-- Problem statement --
Identify, in the records below, every line where the string "трудящихся" appears, and copy each such line.

(Data excerpts)
-------------------------
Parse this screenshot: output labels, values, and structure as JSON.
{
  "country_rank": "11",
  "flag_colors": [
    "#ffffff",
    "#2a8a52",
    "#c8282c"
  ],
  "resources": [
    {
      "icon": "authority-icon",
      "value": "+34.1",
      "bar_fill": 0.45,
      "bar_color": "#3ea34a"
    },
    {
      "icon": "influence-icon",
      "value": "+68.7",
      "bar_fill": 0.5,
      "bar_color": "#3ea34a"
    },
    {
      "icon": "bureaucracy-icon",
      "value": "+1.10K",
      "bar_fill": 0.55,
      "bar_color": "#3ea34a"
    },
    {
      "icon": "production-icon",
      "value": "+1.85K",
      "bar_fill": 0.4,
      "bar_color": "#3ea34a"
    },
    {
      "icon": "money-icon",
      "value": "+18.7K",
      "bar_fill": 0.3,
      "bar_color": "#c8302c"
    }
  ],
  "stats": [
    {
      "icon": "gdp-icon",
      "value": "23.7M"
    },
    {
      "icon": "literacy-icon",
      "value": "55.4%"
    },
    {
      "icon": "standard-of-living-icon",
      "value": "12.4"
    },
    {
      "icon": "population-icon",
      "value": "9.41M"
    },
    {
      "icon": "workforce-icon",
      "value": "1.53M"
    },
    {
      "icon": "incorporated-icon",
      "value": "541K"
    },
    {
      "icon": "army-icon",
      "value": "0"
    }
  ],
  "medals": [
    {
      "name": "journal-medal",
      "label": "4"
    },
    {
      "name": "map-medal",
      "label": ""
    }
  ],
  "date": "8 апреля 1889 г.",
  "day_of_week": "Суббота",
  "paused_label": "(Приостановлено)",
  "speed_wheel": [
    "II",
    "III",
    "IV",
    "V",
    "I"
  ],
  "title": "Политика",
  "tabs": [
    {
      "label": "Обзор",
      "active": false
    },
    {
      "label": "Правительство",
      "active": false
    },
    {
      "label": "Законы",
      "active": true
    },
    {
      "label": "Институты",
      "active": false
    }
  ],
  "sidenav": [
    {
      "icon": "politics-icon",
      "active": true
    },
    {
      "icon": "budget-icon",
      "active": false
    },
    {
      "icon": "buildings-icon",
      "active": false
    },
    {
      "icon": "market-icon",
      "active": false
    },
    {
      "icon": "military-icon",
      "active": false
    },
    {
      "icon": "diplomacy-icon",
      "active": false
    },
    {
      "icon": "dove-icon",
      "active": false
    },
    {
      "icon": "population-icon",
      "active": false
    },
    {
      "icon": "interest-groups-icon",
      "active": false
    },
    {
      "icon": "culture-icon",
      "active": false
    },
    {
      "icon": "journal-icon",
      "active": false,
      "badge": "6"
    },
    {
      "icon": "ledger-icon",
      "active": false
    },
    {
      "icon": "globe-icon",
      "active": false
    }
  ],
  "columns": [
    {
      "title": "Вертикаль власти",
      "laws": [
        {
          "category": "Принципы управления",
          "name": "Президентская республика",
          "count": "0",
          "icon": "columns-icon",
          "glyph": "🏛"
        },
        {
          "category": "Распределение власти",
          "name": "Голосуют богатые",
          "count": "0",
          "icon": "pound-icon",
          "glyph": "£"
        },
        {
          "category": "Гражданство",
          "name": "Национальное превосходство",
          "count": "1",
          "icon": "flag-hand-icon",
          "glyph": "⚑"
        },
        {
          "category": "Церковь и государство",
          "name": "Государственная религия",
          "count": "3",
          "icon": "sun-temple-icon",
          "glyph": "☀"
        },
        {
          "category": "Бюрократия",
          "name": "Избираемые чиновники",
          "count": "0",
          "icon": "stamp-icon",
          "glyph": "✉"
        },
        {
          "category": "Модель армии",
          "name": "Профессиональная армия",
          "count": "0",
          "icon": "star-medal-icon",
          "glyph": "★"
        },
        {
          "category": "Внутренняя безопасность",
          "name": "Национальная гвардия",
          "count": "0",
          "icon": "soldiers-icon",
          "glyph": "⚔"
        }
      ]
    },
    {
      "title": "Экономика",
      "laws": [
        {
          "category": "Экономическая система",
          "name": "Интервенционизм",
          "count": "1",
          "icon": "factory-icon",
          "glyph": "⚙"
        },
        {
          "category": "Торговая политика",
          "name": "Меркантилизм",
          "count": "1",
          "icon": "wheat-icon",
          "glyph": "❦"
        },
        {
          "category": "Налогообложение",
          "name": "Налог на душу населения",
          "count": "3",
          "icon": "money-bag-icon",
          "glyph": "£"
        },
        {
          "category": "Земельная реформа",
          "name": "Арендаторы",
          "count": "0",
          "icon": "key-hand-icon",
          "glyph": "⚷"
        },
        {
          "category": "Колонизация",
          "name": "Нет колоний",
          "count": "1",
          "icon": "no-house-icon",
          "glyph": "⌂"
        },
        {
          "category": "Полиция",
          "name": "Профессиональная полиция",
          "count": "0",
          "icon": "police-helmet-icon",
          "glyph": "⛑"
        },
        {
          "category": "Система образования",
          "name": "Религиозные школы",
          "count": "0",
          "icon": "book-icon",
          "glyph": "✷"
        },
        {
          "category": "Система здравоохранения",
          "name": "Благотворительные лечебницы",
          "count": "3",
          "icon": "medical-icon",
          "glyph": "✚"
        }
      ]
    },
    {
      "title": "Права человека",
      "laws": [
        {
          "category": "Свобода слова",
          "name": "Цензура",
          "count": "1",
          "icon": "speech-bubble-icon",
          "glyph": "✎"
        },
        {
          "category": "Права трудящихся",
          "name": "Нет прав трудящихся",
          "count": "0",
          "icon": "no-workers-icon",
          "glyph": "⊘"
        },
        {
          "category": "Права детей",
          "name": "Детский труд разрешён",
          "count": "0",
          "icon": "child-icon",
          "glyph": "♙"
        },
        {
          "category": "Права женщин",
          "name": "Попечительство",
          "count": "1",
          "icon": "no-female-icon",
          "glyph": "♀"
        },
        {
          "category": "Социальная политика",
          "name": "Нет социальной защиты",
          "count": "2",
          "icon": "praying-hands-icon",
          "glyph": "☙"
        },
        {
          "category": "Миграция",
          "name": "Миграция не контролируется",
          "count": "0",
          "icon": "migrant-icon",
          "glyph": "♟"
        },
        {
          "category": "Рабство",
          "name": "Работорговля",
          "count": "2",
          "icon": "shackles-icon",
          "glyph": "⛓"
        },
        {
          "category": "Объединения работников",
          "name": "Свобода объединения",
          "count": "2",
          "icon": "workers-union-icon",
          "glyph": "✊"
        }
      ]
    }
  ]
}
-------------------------
-- Your response --
          "category": "Права трудящихся",
          "name": "Нет прав трудящихся",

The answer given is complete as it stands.